**** Records supplied
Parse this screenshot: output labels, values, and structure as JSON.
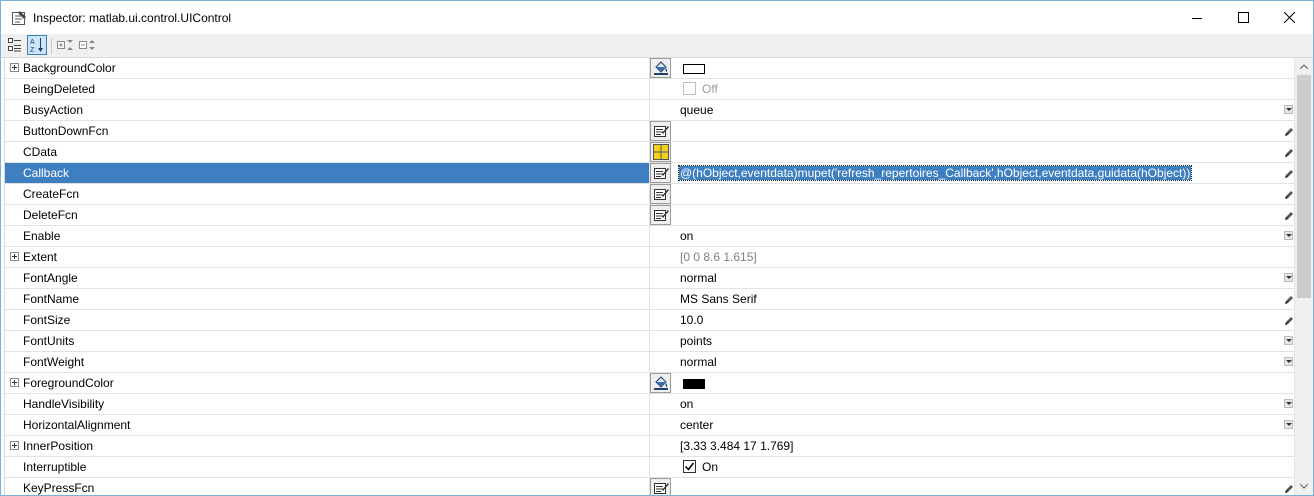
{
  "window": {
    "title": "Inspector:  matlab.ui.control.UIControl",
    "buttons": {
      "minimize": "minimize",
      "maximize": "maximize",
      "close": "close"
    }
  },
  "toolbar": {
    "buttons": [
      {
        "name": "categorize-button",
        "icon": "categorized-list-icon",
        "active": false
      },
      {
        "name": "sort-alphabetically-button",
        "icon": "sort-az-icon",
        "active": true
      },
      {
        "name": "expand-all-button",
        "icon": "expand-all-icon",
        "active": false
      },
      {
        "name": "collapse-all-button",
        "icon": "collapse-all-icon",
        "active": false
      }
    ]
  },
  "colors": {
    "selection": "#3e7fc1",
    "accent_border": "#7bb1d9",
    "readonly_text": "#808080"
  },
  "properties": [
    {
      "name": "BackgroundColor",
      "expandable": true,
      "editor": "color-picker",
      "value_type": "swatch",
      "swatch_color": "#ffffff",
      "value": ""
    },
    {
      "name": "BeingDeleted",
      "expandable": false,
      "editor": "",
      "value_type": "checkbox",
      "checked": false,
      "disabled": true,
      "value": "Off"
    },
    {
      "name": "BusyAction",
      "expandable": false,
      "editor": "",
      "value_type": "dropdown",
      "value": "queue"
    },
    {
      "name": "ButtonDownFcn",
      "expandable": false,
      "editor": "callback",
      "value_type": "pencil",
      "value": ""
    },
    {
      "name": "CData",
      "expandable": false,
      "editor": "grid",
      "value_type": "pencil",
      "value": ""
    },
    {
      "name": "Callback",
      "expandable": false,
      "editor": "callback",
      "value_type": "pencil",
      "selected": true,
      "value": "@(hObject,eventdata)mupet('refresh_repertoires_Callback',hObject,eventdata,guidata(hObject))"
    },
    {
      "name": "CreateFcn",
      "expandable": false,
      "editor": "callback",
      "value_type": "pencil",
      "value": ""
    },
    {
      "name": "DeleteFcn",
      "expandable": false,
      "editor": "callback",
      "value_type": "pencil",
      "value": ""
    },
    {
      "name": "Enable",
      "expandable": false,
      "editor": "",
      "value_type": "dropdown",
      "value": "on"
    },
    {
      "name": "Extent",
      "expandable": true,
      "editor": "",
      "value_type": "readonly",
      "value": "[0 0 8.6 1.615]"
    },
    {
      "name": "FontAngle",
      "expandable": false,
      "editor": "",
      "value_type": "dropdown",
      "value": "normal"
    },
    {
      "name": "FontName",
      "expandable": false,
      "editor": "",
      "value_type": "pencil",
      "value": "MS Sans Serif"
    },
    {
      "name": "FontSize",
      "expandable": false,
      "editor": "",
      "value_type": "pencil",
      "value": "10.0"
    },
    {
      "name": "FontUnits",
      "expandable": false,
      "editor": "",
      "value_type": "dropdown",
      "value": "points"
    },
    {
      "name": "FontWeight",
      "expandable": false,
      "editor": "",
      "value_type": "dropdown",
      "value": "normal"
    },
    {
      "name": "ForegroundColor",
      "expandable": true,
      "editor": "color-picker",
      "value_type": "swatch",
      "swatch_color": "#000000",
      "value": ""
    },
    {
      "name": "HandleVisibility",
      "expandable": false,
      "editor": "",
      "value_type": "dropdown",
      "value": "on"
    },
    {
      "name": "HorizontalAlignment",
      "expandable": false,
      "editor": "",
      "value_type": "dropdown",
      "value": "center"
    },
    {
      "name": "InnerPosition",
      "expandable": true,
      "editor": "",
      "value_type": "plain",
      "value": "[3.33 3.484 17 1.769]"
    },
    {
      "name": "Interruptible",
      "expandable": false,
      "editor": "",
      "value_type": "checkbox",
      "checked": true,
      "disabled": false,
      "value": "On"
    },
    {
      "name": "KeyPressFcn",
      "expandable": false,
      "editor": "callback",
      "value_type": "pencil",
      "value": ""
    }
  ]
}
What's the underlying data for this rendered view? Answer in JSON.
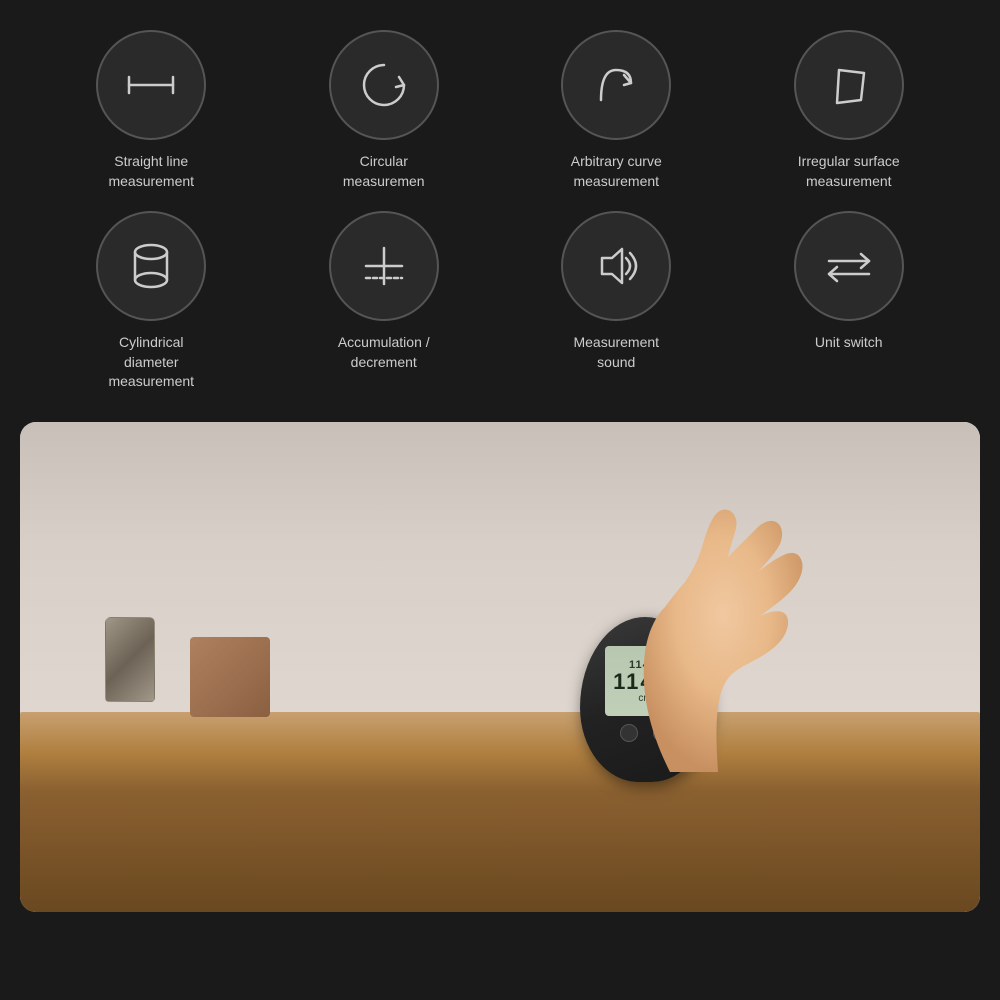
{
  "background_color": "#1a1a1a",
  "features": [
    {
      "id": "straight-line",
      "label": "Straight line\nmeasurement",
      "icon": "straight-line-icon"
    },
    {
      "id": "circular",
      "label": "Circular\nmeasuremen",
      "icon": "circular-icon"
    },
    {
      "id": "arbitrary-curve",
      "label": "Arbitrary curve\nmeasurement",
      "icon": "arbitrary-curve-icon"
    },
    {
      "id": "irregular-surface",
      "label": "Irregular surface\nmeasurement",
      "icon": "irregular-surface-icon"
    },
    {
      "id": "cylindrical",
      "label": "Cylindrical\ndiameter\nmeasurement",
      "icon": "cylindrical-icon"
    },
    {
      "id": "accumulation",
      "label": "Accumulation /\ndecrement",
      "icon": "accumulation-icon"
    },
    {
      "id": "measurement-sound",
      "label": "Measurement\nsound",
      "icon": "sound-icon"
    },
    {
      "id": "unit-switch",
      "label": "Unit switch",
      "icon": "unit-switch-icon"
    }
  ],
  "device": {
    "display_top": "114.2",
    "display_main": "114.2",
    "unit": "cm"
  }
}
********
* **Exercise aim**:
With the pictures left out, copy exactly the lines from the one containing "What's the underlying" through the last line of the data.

* **Exercise output**:
What's the underlying data for this rendered view? Answer in JSON.
{
  "background_color": "#1a1a1a",
  "features": [
    {
      "id": "straight-line",
      "label": "Straight line\nmeasurement",
      "icon": "straight-line-icon"
    },
    {
      "id": "circular",
      "label": "Circular\nmeasuremen",
      "icon": "circular-icon"
    },
    {
      "id": "arbitrary-curve",
      "label": "Arbitrary curve\nmeasurement",
      "icon": "arbitrary-curve-icon"
    },
    {
      "id": "irregular-surface",
      "label": "Irregular surface\nmeasurement",
      "icon": "irregular-surface-icon"
    },
    {
      "id": "cylindrical",
      "label": "Cylindrical\ndiameter\nmeasurement",
      "icon": "cylindrical-icon"
    },
    {
      "id": "accumulation",
      "label": "Accumulation /\ndecrement",
      "icon": "accumulation-icon"
    },
    {
      "id": "measurement-sound",
      "label": "Measurement\nsound",
      "icon": "sound-icon"
    },
    {
      "id": "unit-switch",
      "label": "Unit switch",
      "icon": "unit-switch-icon"
    }
  ],
  "device": {
    "display_top": "114.2",
    "display_main": "114.2",
    "unit": "cm"
  }
}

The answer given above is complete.